Perhaps there is a perfect middle-ground somewhere: a way of being aware and alert to life without being obsessed with one’s own “self” and the storyness and story-makingness of human experience. I’ve rarely, if ever, stood on that kind of solid ground. On my wedding day I was aware, as a butterfly flew under the chuppah, that this butterfly moment was part of the “story” of my wedding and I tried not to think about the word “ephemeral” or of a painfully convoluted paper my husband had written about linear and non-linear time in Faulkner’s As I Lay Dying (something about the cart and the river and the womb of time), but I did think about these things. And, a few months ago, when I was trying every medical and alternative therapy after the first D & C failed to do what it was supposed to do and the miscarriage was getting scarier and scarier I went for a Mayan abdominal massage and the woman asked if she could put on music and I said yes and she asked if she could chant and I said yes and she asked if she could pray and I said yes and she asked if she could sing to my uterus and I said yes and I thought, if you are going to do this, then do it all the way and really just be here and believe in this and experience this and go with it, give yourself up to this, be a body, be in your body and get your body right again and let whatever needs to pass pass, and I said yes and lay there listening to the music and the chanting and the praying and the singing and then she said “now take a moment to listen to your uterus and see if your uterus has something it wants to tell you” and I thought, “oh my God, I’ve got to remember these exact words” and she went on “now, if there is something you want to say to your uterus…” and I thought “…because I have now entered a surreal realm of utter new-age bullcrap this is just too much to take, there is no way, no WAY I’m not going to write about this!” (Guess what?
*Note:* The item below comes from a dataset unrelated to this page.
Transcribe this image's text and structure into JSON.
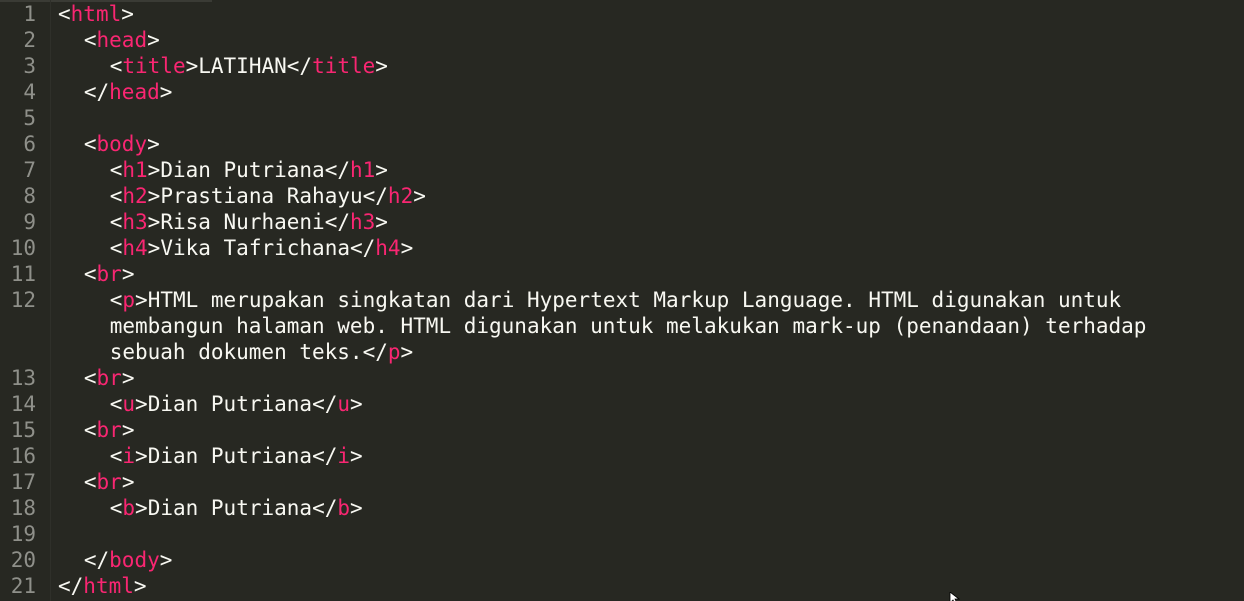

The massage didn’t work.) And whether the writing (or thinking of my life as a story (worth) telling) is a defense against despair or sign of great neediness or a personal shortcoming or a diagnosable disorder, it’s certainly a habit I’ve never been able to break. Even when I tried the medication that stops the thought cycling and noticed how much easier it was to get things done, well, then I wrote about that.

It’s late and I’m a bit overwhelmed by the ideas swirling overhead that I meant to write about and didn’t get to.

*“Fodder” for poetry, what a horrible term. My children as “cannon fodder” for my poems. The poem as a cannon, as a war, people/experience as “expendable.”

*Tom Thompson’s question about imagination. I think I don’t believe in imagination. If I do I think it is God. I’m not sure. I do believe in Fancy.


*Why Lashon Harah (“evil tongue/language,” bad mouthing others) is such a serious sin. How this type of talk must be, by definition, “true” and different from gossip. The personal experience poem as Lashon Harah.

*The difference between engaging personal experience (DA Powell, Arielle Greenberg, Miranda Field, Joy Katz, Katie Ford, Deborah Landau, David Trinidad immediately spring to mind) and “exploiting” personal experience. Complicating personal experience: Katy Lederer, Mary Szybist, Larissa Szporluk. Abstracting personal experience: Michael Palmer, Leslie Scalapino, Lyn Hejinian, Lisa Lubasch. The usefulness, validity and implications of these distinctions. Where to put Jorie Graham? Brenda Hillman? Joe Wenderoth? The pleasure of listing. The ridiculousness of lists.

*Spalding Gray, David Antin, Allen Ginsberg.

*“The Prophet” by Alice Notley. “A Few Days” by James Schuyler.

*How the incredibly handsome waiter at Café This Way where I ate dinner tonight had parentheses tattooed around his Adam’s apple.

Posted in Uncategorized on Friday, June 23rd, 2006 by Rachel Zucker.